(Data records for software interfaces)

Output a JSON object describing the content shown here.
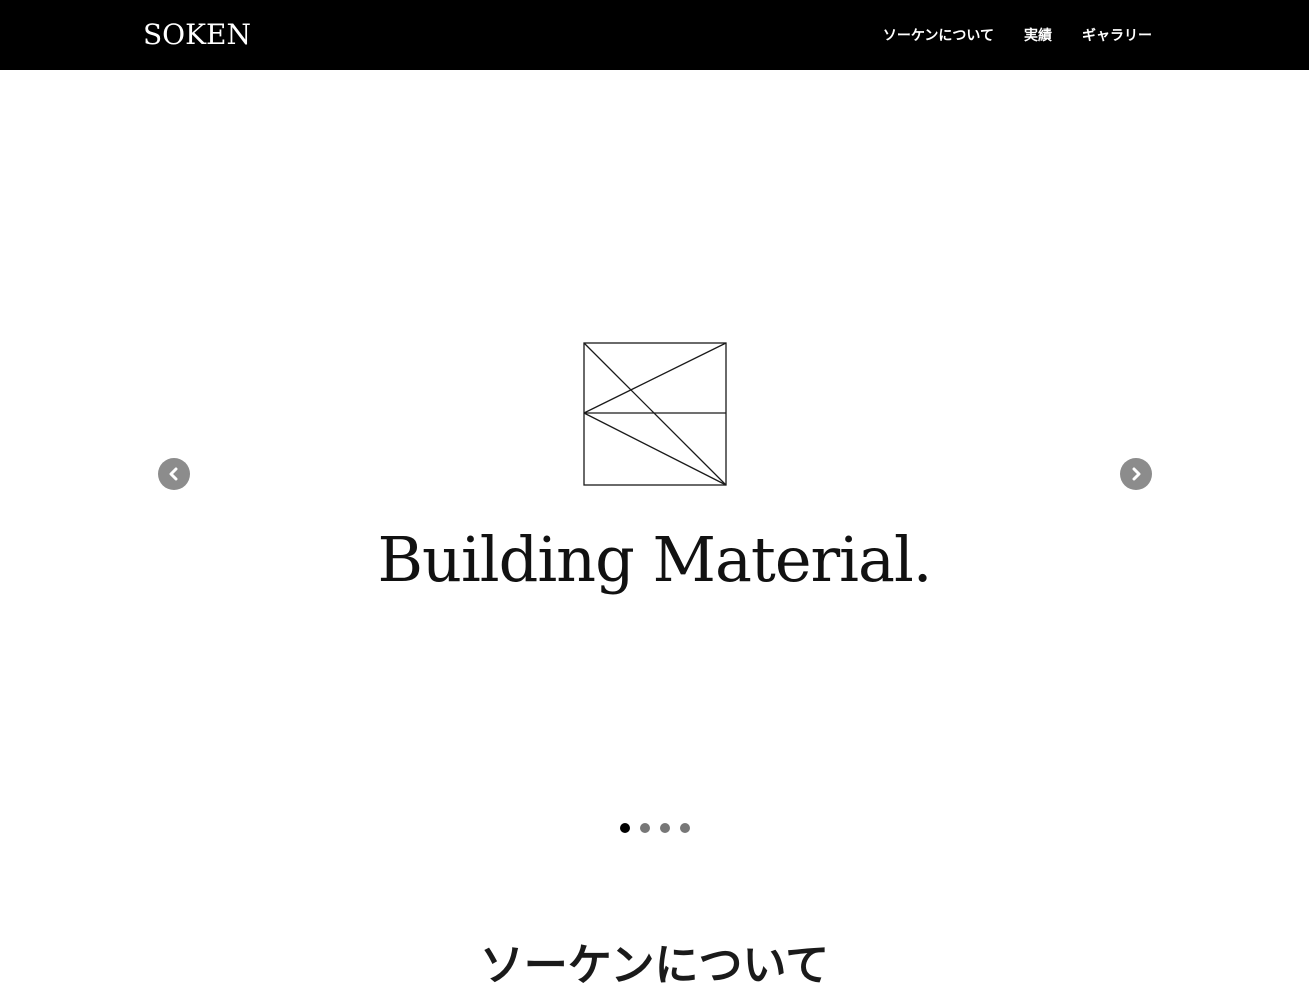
{
  "header": {
    "logo": "SOKEN",
    "nav": [
      {
        "label": "ソーケンについて"
      },
      {
        "label": "実績"
      },
      {
        "label": "ギャラリー"
      }
    ]
  },
  "hero": {
    "wordmark": "Building Material.",
    "prev_icon": "chevron-left-icon",
    "next_icon": "chevron-right-icon",
    "slides_total": 4,
    "active_slide": 1
  },
  "about": {
    "title": "ソーケンについて"
  },
  "colors": {
    "header_bg": "#000000",
    "arrow_bg": "#8c8c8c",
    "dot_active": "#000000",
    "dot_inactive": "#777777"
  }
}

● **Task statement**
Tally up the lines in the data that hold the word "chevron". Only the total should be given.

● **Response area**
2